This book is in the best traditions of our native American forebears (as well as other cultures with a long view), always promoting a feedback-decision loop that carefully considered the impact on the “seventh generation.” That’s 235 years or so, or more.

The author has done a superb job of drawing on the thinking of others (e.g. Freeman Dyson, Esther’s father) in considering the deep deep implications for mankind of thinking in time (a title popularized, brilliantly, by Ernest May and Richard Neustadt of Harvard), while adding his own integrative and expanding ideas.

He joints Lee Kuan Yew, brilliant and decades-long grand-father of Asian prosperity and cohesiveness, in focusing on culture and the long-term importance of culture as the glue for patience and sound long-term decision-making. His focus on the key principles of longevity, maintainability, transparency, evolvability, and scalability harken back to his early days as the editor of the Whole Earth Review (and Catalog) and one comes away from this book feeling that Stewart Brand is indeed the “first pilot” of Spaceship Earth.

It is not possible and would be inappropriate to try to summarize all the brilliant insights in this work.
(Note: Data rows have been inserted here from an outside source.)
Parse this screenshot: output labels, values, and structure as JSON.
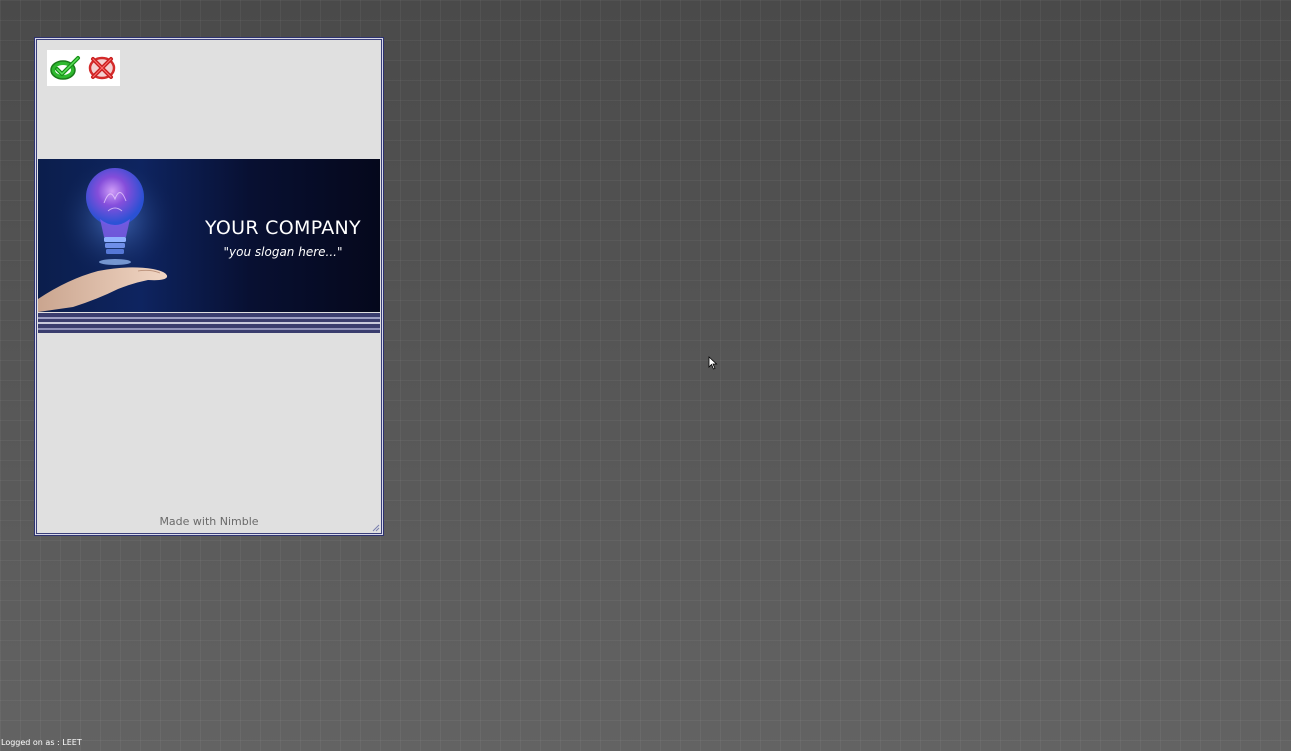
{
  "window": {
    "banner": {
      "company_name": "YOUR COMPANY",
      "slogan": "\"you slogan here...\""
    },
    "footer": "Made with Nimble"
  },
  "toolbar": {
    "buttons": [
      {
        "name": "confirm",
        "icon": "green-check-icon"
      },
      {
        "name": "cancel",
        "icon": "red-x-circle-icon"
      }
    ]
  },
  "status_bar": {
    "text": "Logged on as : LEET"
  },
  "colors": {
    "desktop": "#545454",
    "window_bg": "#e0e0e0",
    "window_border": "#2e3370",
    "confirm_green": "#2eb82e",
    "cancel_red": "#d42a2a",
    "banner_dark": "#05081c"
  }
}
From the ideas of others to his own, from the “Responsibility Record” to using history as a foundation for dealing with rapid change, to the ideas for a millenium library to the experienced comments on how to use scenarios to reach consensus among conflicted parties as to mutual interests in the longer-term future, this is–the word cannot be overused in this case–an extraordinary book from an extraordinary mind.

This book is essential reading for every citizen-voter-taxpayer, and ends with an idea for holding politicians accountable for the impact of their decisions on the future. First class, world class. This is the book that sets the stage for the history of the future.

Vote on Review
Vote on Review